A BOF, upright and with oxygen flowing in, spews excess and lights up the gap between its upper lip and the exhaust hood above. Image Credit: Shutterstock

A BOF fully tilted forward reveals its hellish interior and emits superheated gases. Image Credit: Shutterstock

When steel is tapped from a furnace it runs swiftly as water. Image Credit: Nucor

A ladle full of liquid steel lets some drain through a controlled opening to fill ingot molds. Image Credit: Arcelor Mittal

Chapter 6

Schematic of a universal mill. Image Credit:  United States Steel Corporation

Steel emerges from an early stage rolling mill. Image Credit: Courtesy of the National Canal Museum/Delaware & Lehigh National Heritage Corridor, Easton, Penn.

Schematic of a continuous caster. Steel enters as a liquid, is turned to horizontal, then emerges as a solid as it is cut off by a traveling torch. Image Credit: Bethlehem Steel

Slabs emerge from a double-line continuous caster. Image Credit: Arcelor Mittal

Still glowing with heat of more than a thousand degrees, steel moves through massive rollers pressing a shape. Image Credit: Nucor

Seem from a control room, hot steel speeds through multi-stand rolling machines, each pressing the steel slightly thinner. Image Credit: SMS Siemag

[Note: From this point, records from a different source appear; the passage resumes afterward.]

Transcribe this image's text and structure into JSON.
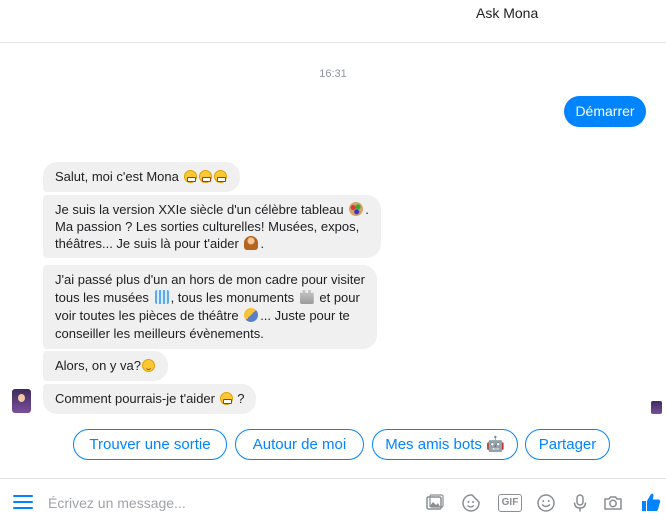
{
  "header": {
    "title": "Ask Mona"
  },
  "timestamp": "16:31",
  "user_message": "Démarrer",
  "bot_messages": {
    "m1": {
      "text": "Salut, moi c'est Mona"
    },
    "m2": {
      "line1": "Je suis la version XXIe siècle d'un célèbre tableau",
      "line2": "Ma passion ? Les sorties culturelles!  Musées, expos,",
      "line3": "théâtres... Je suis là pour t'aider",
      "line3_end": "."
    },
    "m3": {
      "line1": "J'ai passé plus d'un an hors de mon cadre pour visiter",
      "line2a": "tous les musées",
      "line2b": ", tous les monuments",
      "line2c": "et pour",
      "line3a": "voir toutes les pièces de théâtre",
      "line3b": "... Juste pour te",
      "line4": "conseiller les meilleurs évènements."
    },
    "m4": {
      "text": "Alors, on y va?"
    },
    "m5": {
      "text": "Comment pourrais-je t'aider",
      "end": "?"
    }
  },
  "quick_replies": [
    "Trouver une sortie",
    "Autour de moi",
    "Mes amis bots 🤖",
    "Partager"
  ],
  "composer": {
    "placeholder": "Écrivez un message..."
  },
  "colors": {
    "accent": "#0084ff",
    "bubble": "#f1f0f0",
    "icon": "#8a8d91"
  },
  "icons": [
    "menu-icon",
    "image-icon",
    "sticker-icon",
    "gif-icon",
    "emoji-icon",
    "microphone-icon",
    "camera-icon",
    "thumbs-up-icon"
  ]
}
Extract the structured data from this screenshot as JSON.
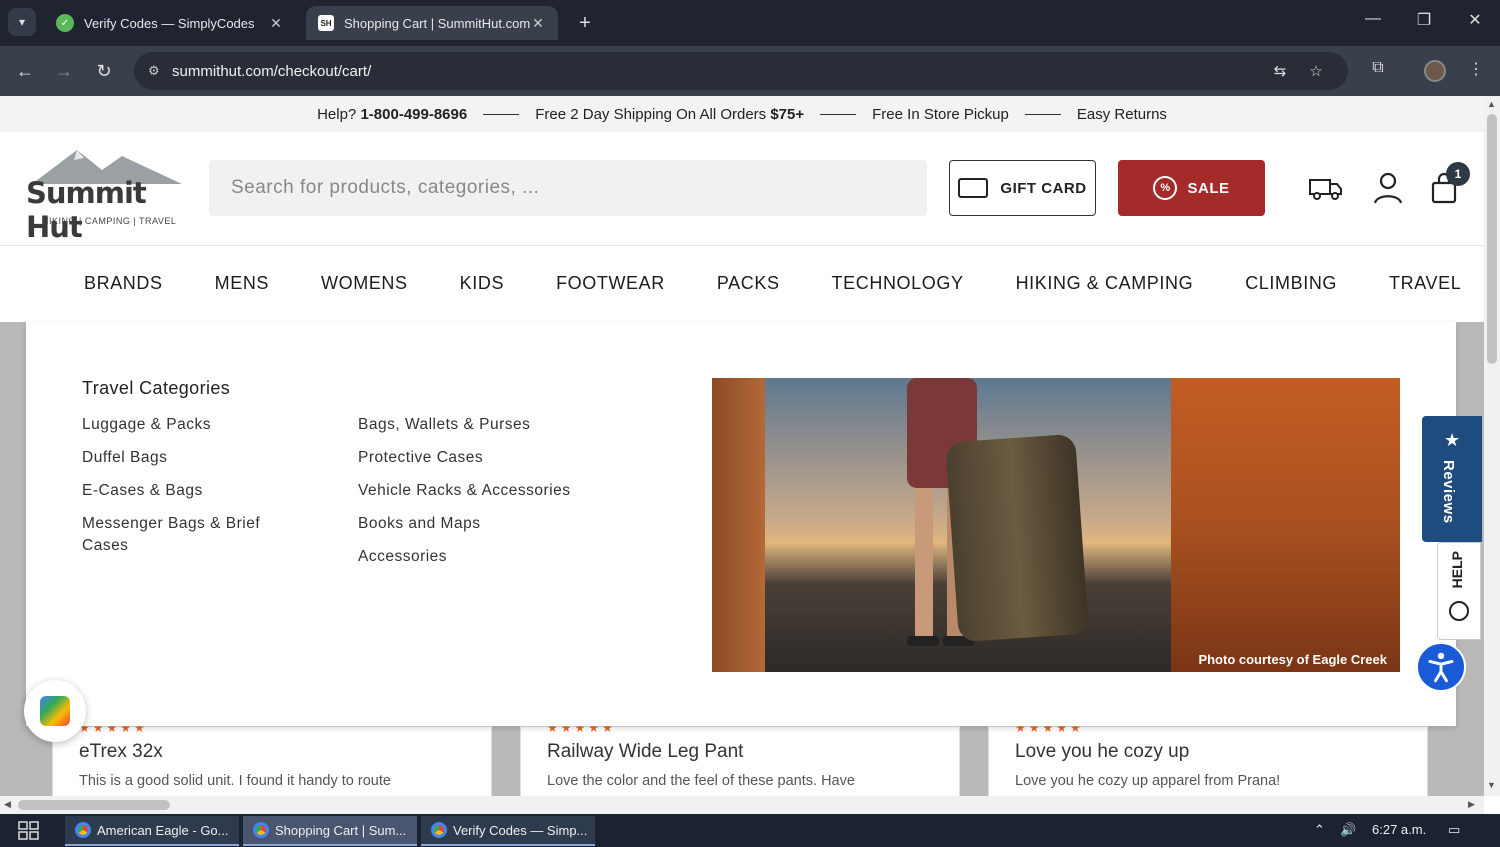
{
  "browser": {
    "tabs": [
      {
        "title": "Verify Codes — SimplyCodes",
        "active": false
      },
      {
        "title": "Shopping Cart | SummitHut.com",
        "active": true
      }
    ],
    "url": "summithut.com/checkout/cart/"
  },
  "promo": {
    "help_prefix": "Help?",
    "phone": "1-800-499-8696",
    "shipping_text": "Free 2 Day Shipping On All Orders",
    "shipping_amount": "$75+",
    "pickup": "Free In Store Pickup",
    "returns": "Easy Returns"
  },
  "header": {
    "logo_name": "Summit Hut",
    "logo_tagline": "HIKING | CAMPING | TRAVEL",
    "search_placeholder": "Search for products, categories, ...",
    "gift_card_label": "GIFT CARD",
    "sale_label": "SALE",
    "cart_count": "1"
  },
  "nav": {
    "items": [
      "BRANDS",
      "MENS",
      "WOMENS",
      "KIDS",
      "FOOTWEAR",
      "PACKS",
      "TECHNOLOGY",
      "HIKING & CAMPING",
      "CLIMBING",
      "TRAVEL"
    ]
  },
  "mega_menu": {
    "heading": "Travel Categories",
    "col1": [
      "Luggage & Packs",
      "Duffel Bags",
      "E-Cases & Bags",
      "Messenger Bags & Brief Cases"
    ],
    "col2": [
      "Bags, Wallets & Purses",
      "Protective Cases",
      "Vehicle Racks & Accessories",
      "Books and Maps",
      "Accessories"
    ],
    "photo_credit": "Photo courtesy of Eagle Creek"
  },
  "review_cards": [
    {
      "title": "eTrex 32x",
      "text": "This is a good solid unit. I found it handy to route"
    },
    {
      "title": "Railway Wide Leg Pant",
      "text": "Love the color and the feel of these pants. Have"
    },
    {
      "title": "Love you he cozy up",
      "text": "Love you he cozy up apparel from Prana!"
    }
  ],
  "widgets": {
    "reviews_label": "Reviews",
    "help_label": "HELP"
  },
  "taskbar": {
    "items": [
      "American Eagle - Go...",
      "Shopping Cart | Sum...",
      "Verify Codes — Simp..."
    ],
    "time": "6:27 a.m."
  },
  "colors": {
    "sale": "#a52a2a",
    "reviews": "#1e4c7e",
    "accessibility": "#1a5ad7"
  }
}
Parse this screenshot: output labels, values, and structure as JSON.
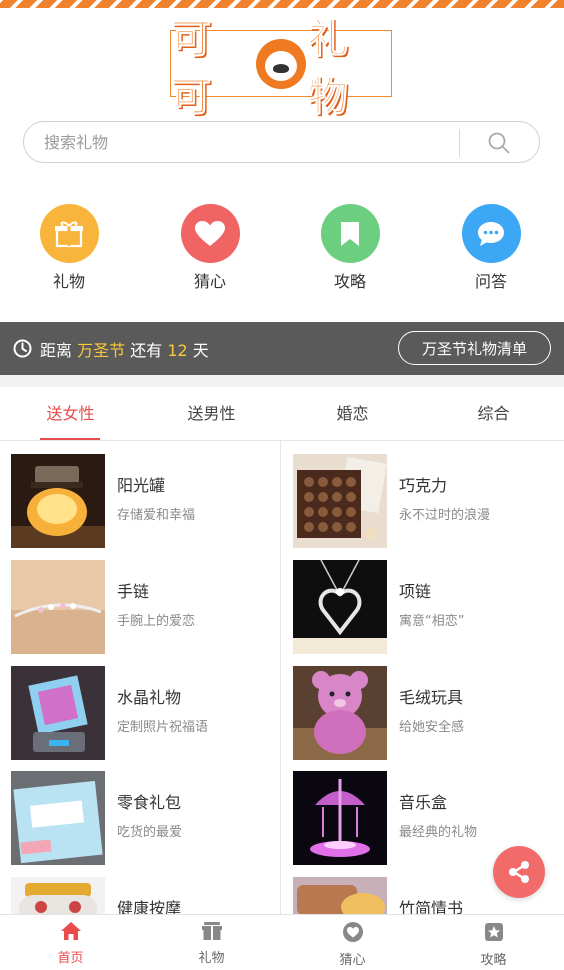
{
  "header": {
    "logo_text_left": "可可",
    "logo_text_right": "礼物"
  },
  "search": {
    "placeholder": "搜索礼物"
  },
  "categories": [
    {
      "label": "礼物",
      "color": "#f9b53b",
      "icon": "gift-icon"
    },
    {
      "label": "猜心",
      "color": "#f06464",
      "icon": "heart-icon"
    },
    {
      "label": "攻略",
      "color": "#6ccf80",
      "icon": "bookmark-icon"
    },
    {
      "label": "问答",
      "color": "#3ca7f5",
      "icon": "chat-bubble-icon"
    }
  ],
  "countdown": {
    "prefix": "距离",
    "holiday": "万圣节",
    "middle": "还有",
    "days": "12",
    "suffix": "天",
    "button_label": "万圣节礼物清单"
  },
  "tabs": [
    {
      "label": "送女性",
      "active": true
    },
    {
      "label": "送男性",
      "active": false
    },
    {
      "label": "婚恋",
      "active": false
    },
    {
      "label": "综合",
      "active": false
    }
  ],
  "products": [
    {
      "title": "阳光罐",
      "desc": "存储爱和幸福"
    },
    {
      "title": "巧克力",
      "desc": "永不过时的浪漫"
    },
    {
      "title": "手链",
      "desc": "手腕上的爱恋"
    },
    {
      "title": "项链",
      "desc": "寓意“相恋”"
    },
    {
      "title": "水晶礼物",
      "desc": "定制照片祝福语"
    },
    {
      "title": "毛绒玩具",
      "desc": "给她安全感"
    },
    {
      "title": "零食礼包",
      "desc": "吃货的最爱"
    },
    {
      "title": "音乐盒",
      "desc": "最经典的礼物"
    },
    {
      "title": "健康按摩",
      "desc": ""
    },
    {
      "title": "竹简情书",
      "desc": ""
    }
  ],
  "bottom_nav": [
    {
      "label": "首页",
      "icon": "home-icon",
      "active": true
    },
    {
      "label": "礼物",
      "icon": "gift-icon",
      "active": false
    },
    {
      "label": "猜心",
      "icon": "heart-icon",
      "active": false
    },
    {
      "label": "攻略",
      "icon": "guide-icon",
      "active": false
    }
  ],
  "colors": {
    "accent": "#e94c4c",
    "logo": "#f07a22",
    "highlight": "#f9c93a",
    "countdown_bg": "#5a5a5a"
  }
}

Seven roll stands press and spew sheet steel with ever increasing speed. Replacement rolls wait in foreground. Image Credit: Bethlehem Steel

Deflection in straight rolls leaves a crowned product (left), but crowned rolls leave a straighter product (right). Image Credit: Yellow Dot Designs

Sheet steel entering at top-left spins clockwise at high speed in a coiler. Image Credit: SMS Siemag

An iron-carbon phase diagram. For 0.3% carbon in iron, for example, liquid first cools to the γ phase at about 2800 degrees, then the α phase at about 1300 degrees trapping carbon in Fe3C grains among the pure iron crystals. Image Credit: From Introduction to Physical Metallurgy by Sidney H. Avner (1964, 1974), reprinted by permission of McGraw-Hill Education

When carbon steel cools to below 1,350 Fo the crystal structure shifts from face-centered-cubic (left) to body-centered-cubic (right), in the process decreasing the distance between edges of the corner iron atoms and thus expelling carbon atoms. The orphaned carbon atoms must make new carbon-iron configurations, which are harder than f-c-c crystals from with they were expelled. Image Credit: Yellow Dot Designs

Sheet steel receives final pressing and treatment in a process called cold rolling. Image Credit. Arcelor Mittal

Part of a cold rolling shop: Cold rolling of long sheet steel begins and ends in a coiler. Image Credit: SMS Siemag

Coils are banded and stored ready for shipment to customers. Image Credit: SMS Siemag

Chapter 7

Lorain Journal page: Postwar steelmaking involved labor negotiations every few years. Here, a strike is heralded in 1949. Image Credit: Lorain (Ohio) Morning Journal

Electric furnace in a mini-mill: Mini-mills mainly use electric arc furnaces to make steel, mostly from loads of scrap iron and steel. Image Credit: Nucor

Spectators watch the demolition of blast furnaces at the US Steel works in Youngstown in 1982. Image Credit: Vindicator Printing Company

Lakshmi Mittal built up the largest steelmaking company in the world. Image Credit: Arcelor Mittal

Some things made of steel. Image Credit: Wikimedia Commons by Sylius Barvinok